TASK DIRECTIONS >>
Please output all the entries word for word, without the pictures.

PROVIDED MATERIAL >>
==========

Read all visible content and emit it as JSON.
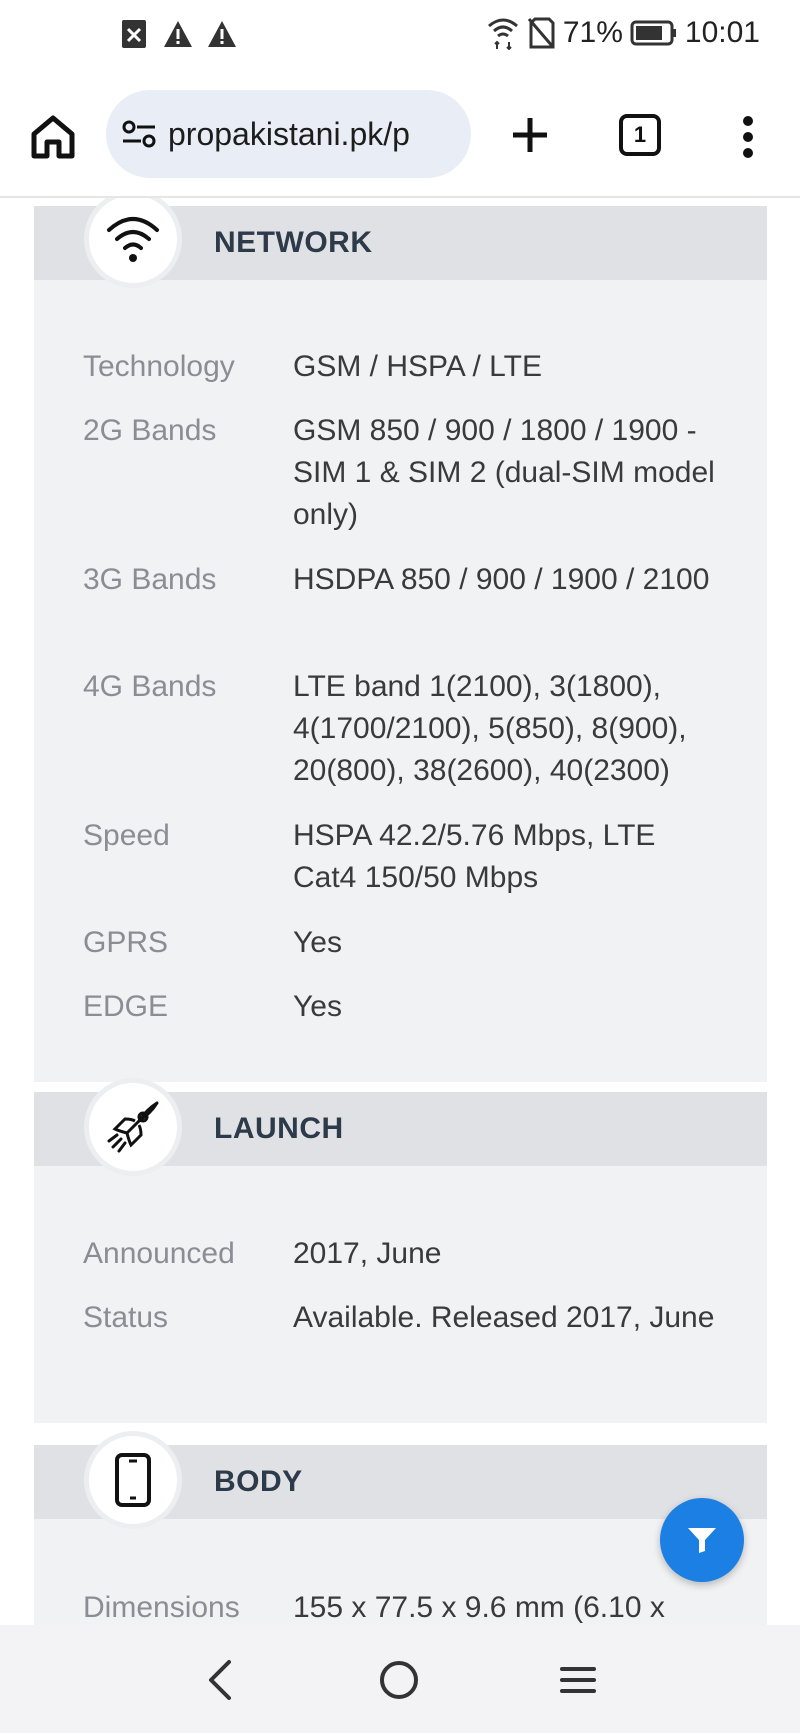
{
  "status_bar": {
    "battery": "71%",
    "time": "10:01"
  },
  "browser": {
    "url": "propakistani.pk/p",
    "tab_count": "1"
  },
  "sections": {
    "network": {
      "title": "NETWORK",
      "rows": [
        {
          "label": "Technology",
          "value": "GSM / HSPA / LTE"
        },
        {
          "label": "2G Bands",
          "value": "GSM 850 / 900 / 1800 / 1900 - SIM 1 & SIM 2 (dual-SIM model only)"
        },
        {
          "label": "3G Bands",
          "value": "HSDPA 850 / 900 / 1900 / 2100"
        },
        {
          "label": "4G Bands",
          "value": "LTE band 1(2100), 3(1800), 4(1700/2100), 5(850), 8(900), 20(800), 38(2600), 40(2300)"
        },
        {
          "label": "Speed",
          "value": "HSPA 42.2/5.76 Mbps, LTE Cat4 150/50 Mbps"
        },
        {
          "label": "GPRS",
          "value": "Yes"
        },
        {
          "label": "EDGE",
          "value": "Yes"
        }
      ]
    },
    "launch": {
      "title": "LAUNCH",
      "rows": [
        {
          "label": "Announced",
          "value": "2017, June"
        },
        {
          "label": "Status",
          "value": "Available. Released 2017, June"
        }
      ]
    },
    "body": {
      "title": "BODY",
      "rows": [
        {
          "label": "Dimensions",
          "value": "155 x 77.5 x 9.6 mm (6.10 x"
        }
      ]
    }
  },
  "icons": {
    "network": "wifi-icon",
    "launch": "rocket-icon",
    "body": "phone-icon",
    "fab": "filter-icon"
  },
  "colors": {
    "accent": "#1b7fe3",
    "section_header_bg": "#e0e1e4",
    "card_bg": "#f1f2f4",
    "label_text": "#8a8d93",
    "title_text": "#2c3a4a"
  }
}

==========

OUTPUT BELOW >>
Read all visible content and emit it as JSON.
{
  "status_bar": {
    "battery": "71%",
    "time": "10:01"
  },
  "browser": {
    "url": "propakistani.pk/p",
    "tab_count": "1"
  },
  "sections": {
    "network": {
      "title": "NETWORK",
      "rows": [
        {
          "label": "Technology",
          "value": "GSM / HSPA / LTE"
        },
        {
          "label": "2G Bands",
          "value": "GSM 850 / 900 / 1800 / 1900 - SIM 1 & SIM 2 (dual-SIM model only)"
        },
        {
          "label": "3G Bands",
          "value": "HSDPA 850 / 900 / 1900 / 2100"
        },
        {
          "label": "4G Bands",
          "value": "LTE band 1(2100), 3(1800), 4(1700/2100), 5(850), 8(900), 20(800), 38(2600), 40(2300)"
        },
        {
          "label": "Speed",
          "value": "HSPA 42.2/5.76 Mbps, LTE Cat4 150/50 Mbps"
        },
        {
          "label": "GPRS",
          "value": "Yes"
        },
        {
          "label": "EDGE",
          "value": "Yes"
        }
      ]
    },
    "launch": {
      "title": "LAUNCH",
      "rows": [
        {
          "label": "Announced",
          "value": "2017, June"
        },
        {
          "label": "Status",
          "value": "Available. Released 2017, June"
        }
      ]
    },
    "body": {
      "title": "BODY",
      "rows": [
        {
          "label": "Dimensions",
          "value": "155 x 77.5 x 9.6 mm (6.10 x"
        }
      ]
    }
  },
  "icons": {
    "network": "wifi-icon",
    "launch": "rocket-icon",
    "body": "phone-icon",
    "fab": "filter-icon"
  },
  "colors": {
    "accent": "#1b7fe3",
    "section_header_bg": "#e0e1e4",
    "card_bg": "#f1f2f4",
    "label_text": "#8a8d93",
    "title_text": "#2c3a4a"
  }
}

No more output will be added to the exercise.